Ruth Ann Sutton is the kind of heroine many readers will identify with. I mean, which females out there haven’t compared themselves unfavourably to other women at some point? Any hands? I’d venture to guess not. For those of us whose figures are a little (or a lot) rounder than we’d like, Ruth Ann’s story may hit even closer to home. From the most kindly meant advice right through to taunts and rejection, words have far greater sting than we credit, and they can bury themselves in our flesh and fester.
But it’s not just words about ourselves that can have a negative impact. One of the things I loved about this story was that it also showed the way in which we allow ourselves to be influenced by the things people say about others—to the point where other people’s opinions guide our behaviour to our detriment. In this respect, Ruth Ann and Benjamin stand in stark contrast, because Ruth Ann refuses to be cowed into standing down from her position as teacher in the Freedman’s School, irrespective of what form that pressure takes, whereas Benjamin is very conscious of the jabs and ribald jokes at Ruth Ann’s expense and how other people might view him by association.
Ruth Ann was definitely a heroine close to my heart. If I’m honest, I would have to say I identified with Ruth Ann’s ‘pert opinions’ and stubbornness even more than her struggle with her self-image! I enjoyed her feistiness and her interactions with Benjamin, and I loved that she believed so strongly in educating freedmen and their families. Benjamin I found a little harder to identify with at times. I think a stronger foreshadowing of his struggle would have helped make one of his decisions, in particular, more understandable, but no one can doubt the earnestness of his desire to grow and become the man Ruth Ann needed him to be. And he enjoyed Ruth Ann’s feistiness as much as I did!
This was an engaging debut, and I hope we will be seeing more from Kelly Goshorn.

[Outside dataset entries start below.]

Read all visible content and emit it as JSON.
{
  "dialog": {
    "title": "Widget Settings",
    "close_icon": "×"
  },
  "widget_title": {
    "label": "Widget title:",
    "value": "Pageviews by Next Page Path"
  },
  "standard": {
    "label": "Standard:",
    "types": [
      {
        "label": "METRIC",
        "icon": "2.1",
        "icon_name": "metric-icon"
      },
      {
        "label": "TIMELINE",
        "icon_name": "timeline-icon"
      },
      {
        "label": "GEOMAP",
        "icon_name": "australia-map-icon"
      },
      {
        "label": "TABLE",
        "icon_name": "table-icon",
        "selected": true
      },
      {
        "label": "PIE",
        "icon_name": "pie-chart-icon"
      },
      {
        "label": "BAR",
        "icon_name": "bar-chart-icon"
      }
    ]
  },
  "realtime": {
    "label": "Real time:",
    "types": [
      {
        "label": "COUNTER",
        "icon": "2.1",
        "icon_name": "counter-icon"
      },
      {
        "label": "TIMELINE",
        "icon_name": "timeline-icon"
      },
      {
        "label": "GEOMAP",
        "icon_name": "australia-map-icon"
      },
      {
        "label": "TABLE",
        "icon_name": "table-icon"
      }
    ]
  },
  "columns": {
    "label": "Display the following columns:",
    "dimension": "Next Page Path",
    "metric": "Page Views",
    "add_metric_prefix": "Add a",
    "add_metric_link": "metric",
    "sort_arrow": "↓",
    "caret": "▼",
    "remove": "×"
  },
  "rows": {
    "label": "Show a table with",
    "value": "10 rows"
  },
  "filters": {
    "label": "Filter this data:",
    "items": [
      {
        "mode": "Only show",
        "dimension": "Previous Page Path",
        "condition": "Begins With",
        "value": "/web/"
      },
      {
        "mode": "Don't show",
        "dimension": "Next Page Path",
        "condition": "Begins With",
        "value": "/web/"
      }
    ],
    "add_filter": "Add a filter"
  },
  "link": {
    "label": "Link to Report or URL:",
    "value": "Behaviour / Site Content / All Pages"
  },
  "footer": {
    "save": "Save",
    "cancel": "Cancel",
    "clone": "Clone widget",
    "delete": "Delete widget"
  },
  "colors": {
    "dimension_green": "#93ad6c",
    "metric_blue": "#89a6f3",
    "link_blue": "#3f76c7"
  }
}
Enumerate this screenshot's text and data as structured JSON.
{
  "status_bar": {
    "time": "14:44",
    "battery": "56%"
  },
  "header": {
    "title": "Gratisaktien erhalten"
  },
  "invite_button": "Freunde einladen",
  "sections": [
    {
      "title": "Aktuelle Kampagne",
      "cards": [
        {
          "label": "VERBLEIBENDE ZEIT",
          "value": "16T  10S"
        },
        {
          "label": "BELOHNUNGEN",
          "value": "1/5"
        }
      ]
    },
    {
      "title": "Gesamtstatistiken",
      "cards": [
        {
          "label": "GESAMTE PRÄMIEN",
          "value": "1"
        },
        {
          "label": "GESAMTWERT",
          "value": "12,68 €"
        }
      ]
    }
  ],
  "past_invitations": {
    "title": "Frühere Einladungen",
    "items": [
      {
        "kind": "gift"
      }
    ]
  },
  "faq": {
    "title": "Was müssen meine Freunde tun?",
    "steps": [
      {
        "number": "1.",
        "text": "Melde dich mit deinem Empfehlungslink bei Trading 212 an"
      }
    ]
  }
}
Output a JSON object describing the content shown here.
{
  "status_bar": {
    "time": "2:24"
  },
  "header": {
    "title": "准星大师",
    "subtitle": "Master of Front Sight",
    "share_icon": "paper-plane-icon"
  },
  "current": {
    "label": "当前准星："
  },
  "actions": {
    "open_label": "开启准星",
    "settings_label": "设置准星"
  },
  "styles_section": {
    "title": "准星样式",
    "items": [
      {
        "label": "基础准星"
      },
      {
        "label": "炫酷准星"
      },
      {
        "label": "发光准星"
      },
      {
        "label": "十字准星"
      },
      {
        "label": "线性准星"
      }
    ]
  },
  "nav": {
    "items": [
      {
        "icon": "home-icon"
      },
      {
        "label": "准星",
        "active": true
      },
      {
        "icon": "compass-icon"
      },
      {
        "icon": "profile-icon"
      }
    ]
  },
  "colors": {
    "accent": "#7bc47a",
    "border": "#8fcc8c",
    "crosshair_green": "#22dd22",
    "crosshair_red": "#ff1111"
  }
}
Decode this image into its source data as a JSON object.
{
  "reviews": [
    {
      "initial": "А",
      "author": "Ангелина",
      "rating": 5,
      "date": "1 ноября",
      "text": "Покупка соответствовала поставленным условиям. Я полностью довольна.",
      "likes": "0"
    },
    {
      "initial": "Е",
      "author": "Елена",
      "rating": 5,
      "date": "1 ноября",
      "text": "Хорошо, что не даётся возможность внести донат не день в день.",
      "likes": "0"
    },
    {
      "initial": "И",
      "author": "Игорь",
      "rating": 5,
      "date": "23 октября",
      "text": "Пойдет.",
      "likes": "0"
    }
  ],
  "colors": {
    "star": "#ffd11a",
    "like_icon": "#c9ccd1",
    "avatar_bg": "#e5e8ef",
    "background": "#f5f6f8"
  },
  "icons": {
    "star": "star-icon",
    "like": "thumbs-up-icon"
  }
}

I received a copy of this novel from the author. This has not influenced the content of my review, which is my honest and unbiased opinion.
~ About the Author ~
Kelly Goshorn weaves her affinity for history and her passion for God into uplifting stories of love, faith and family set in nineteenth century America. She is a member of American Christian Fiction Writers and Romance Writers of America. Kelly has been enjoying her own happily-ever-after with her husband and best friend, Mike, for 28 years. Together they have raised three children, four cats, two dogs, a turtle, a guinea pig, a gecko, and countless hamsters. Thankfully, not all at the same time. When she is not writing, Kelly enjoys spending time with her young adult children, scrapbooking with friends, board gaming with her husband, and spoiling her Welsh corgi, Levi.